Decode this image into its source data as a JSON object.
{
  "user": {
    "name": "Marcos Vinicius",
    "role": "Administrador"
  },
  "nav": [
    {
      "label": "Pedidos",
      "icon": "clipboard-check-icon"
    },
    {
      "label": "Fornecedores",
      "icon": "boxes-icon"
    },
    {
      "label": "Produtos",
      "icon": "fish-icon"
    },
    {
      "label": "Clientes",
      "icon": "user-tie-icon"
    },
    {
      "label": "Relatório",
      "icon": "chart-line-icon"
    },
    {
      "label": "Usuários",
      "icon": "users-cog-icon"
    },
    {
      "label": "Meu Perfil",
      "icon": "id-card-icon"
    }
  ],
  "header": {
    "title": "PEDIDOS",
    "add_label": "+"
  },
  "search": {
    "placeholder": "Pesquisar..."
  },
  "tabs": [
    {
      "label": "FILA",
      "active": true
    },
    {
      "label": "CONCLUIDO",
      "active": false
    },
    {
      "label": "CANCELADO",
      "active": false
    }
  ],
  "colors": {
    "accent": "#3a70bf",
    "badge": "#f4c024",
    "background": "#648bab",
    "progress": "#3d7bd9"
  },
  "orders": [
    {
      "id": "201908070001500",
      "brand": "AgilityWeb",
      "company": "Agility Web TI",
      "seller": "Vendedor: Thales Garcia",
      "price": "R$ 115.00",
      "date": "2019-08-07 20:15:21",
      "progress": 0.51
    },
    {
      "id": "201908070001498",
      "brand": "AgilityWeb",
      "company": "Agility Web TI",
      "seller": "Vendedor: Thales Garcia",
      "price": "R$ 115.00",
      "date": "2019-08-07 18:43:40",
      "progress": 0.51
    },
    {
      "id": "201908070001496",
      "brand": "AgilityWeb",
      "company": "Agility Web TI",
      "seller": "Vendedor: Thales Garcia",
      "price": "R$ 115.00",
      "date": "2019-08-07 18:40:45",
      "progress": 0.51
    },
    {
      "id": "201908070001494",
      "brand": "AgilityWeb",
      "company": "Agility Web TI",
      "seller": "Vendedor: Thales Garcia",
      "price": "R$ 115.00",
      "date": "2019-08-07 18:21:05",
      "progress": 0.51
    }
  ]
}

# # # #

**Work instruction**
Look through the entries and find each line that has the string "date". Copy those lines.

**Output**
      "date": "2019-08-07 20:15:21",
      "date": "2019-08-07 18:43:40",
      "date": "2019-08-07 18:40:45",
      "date": "2019-08-07 18:21:05",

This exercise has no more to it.